The public’s concerns about the NHS have been reflected in the political parties’ manifesto promises. But what do the promises add up to, and is the NHS safe in anyone’s hands?
For the true potential of clinical directors to be realised, we need to think about the role differently, says Matthew Rice.
What then are we to make of the commitments made by the three main political parties?
With the NHS facing growing pressures on all fronts, following the general election the next government is likely to begin a new round of NHS service reconfiguration planning. So what are the challenges around service reconfiguration? And what evidence is available to help guide the process?
The last data on NHS performance measures before the election, released this week, shows us what the incoming government will be inheriting. So what does it tell us?
One of the early mantras of the coalition government was the intention to ‘improve the health of the poorest, fastest’. So where have we got to with this ambition, and more broadly, with inequalities in health?
Co-commissioning has arrived. Today 64 CCGs take on fully delegated responsibility for commissioning general practice, while 87 CCGs take on joint commissioning responsibilities working with NHS England.
Intellectually, the idea of working across boundaries in health care makes good sense but in practice it is not just difficult to achieve – it requires us to confront possibly our greatest flaw as a species.
What is health care like for the 15 million people living with long-term conditions in England? Today 10 leading patient charities (known collectively as The Richmond Group) are publishing their assessment of the state of health care from the perspective of the people they represent.
While integrated care clearly means change for hospital-based professionals, it is not by definition opposed to the institutional interests of hospital providers, says Chris Naylor.
Our briefing on procurement and competition law attempts something rare in the current debate: a purely technical discussion of whether an incoming government could dismantle the current rules given the relationships between UK and EU law.
One of the priorities of our medical leadership work is to support those attracted to medical leadership and management. One way of encouraging medical leaders is to give them the same professional status that the medical profession gives to education, training and clinical practice.
The coalition has done well to pass the Care Act, but bigger change is now needed. In an ageing society social care has become too important to play second fiddle to the NHS, says Richard Humphries.
International Women’s Day 2015 urges everyone around the world to #MakeItHappen.

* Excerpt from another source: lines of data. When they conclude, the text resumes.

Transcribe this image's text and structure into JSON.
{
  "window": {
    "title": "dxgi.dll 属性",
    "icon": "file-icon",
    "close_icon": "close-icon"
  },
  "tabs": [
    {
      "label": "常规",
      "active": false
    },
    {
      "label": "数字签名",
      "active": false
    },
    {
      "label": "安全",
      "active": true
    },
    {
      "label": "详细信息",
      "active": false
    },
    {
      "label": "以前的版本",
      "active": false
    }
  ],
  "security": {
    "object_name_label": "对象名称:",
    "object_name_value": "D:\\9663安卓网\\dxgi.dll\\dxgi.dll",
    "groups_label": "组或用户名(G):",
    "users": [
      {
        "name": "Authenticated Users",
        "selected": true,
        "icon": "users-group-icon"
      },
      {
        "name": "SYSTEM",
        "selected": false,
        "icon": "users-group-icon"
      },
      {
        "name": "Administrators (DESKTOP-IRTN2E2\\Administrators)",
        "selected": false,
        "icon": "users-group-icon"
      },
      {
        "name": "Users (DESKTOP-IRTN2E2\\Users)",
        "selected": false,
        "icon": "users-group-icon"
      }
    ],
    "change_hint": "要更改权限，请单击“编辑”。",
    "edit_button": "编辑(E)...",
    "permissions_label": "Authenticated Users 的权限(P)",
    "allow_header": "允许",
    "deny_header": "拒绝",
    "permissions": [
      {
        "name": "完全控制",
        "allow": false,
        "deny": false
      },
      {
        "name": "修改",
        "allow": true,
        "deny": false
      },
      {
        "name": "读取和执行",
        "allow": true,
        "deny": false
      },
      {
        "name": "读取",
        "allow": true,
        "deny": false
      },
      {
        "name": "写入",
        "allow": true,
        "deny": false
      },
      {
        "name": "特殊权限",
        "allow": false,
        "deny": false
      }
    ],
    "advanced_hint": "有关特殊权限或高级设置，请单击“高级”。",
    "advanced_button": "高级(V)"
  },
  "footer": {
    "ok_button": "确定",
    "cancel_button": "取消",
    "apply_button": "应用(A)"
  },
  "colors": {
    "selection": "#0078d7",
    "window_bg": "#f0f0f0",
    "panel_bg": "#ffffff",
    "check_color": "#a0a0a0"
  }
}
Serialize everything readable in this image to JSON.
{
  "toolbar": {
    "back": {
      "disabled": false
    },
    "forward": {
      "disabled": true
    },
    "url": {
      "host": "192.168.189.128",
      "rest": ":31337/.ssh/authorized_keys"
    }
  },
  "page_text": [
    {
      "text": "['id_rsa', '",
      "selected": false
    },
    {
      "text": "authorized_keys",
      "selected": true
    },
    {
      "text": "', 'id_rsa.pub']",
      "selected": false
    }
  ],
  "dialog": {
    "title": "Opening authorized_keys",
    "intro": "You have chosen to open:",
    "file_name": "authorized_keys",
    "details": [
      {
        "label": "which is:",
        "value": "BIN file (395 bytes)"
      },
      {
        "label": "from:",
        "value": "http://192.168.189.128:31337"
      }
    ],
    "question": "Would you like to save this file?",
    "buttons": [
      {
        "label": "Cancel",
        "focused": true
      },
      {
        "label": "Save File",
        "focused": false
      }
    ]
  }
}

Both genders must be involved and technology can help us achieve gender equality at pace.
There are welcome signs that policy-makers and NHS leaders are becoming more open to exploring how health professionals could work more collaboratively with patients as leaders. Many patient leaders already working to improve health and wellbeing in their communities.
Last week’s announcement of plans to devolve responsibility for health and social care to statutory organisations in Greater Manchester is a bold initiative that could bring substantial benefits if implemented well.
Michael West reviews the evidence base for leadership in health care, and finds that leadership development is often based on fads and fashions rather than hard evidence.
While NHS policy debates are increasingly painted only in black and white, shades of grey are often more interesting.
‘Implementing the Forward View’ is often synonymous with ‘establishing multispecialty community providers and primary and acute care systems’. But this risks leaving behind the more radical chapter of the Forward View – chapter two, on engaging patients and communities.
National waiting time performance was meant to be back on track by the end of the year so, with the new waiting times data released by NHS England, how have things been?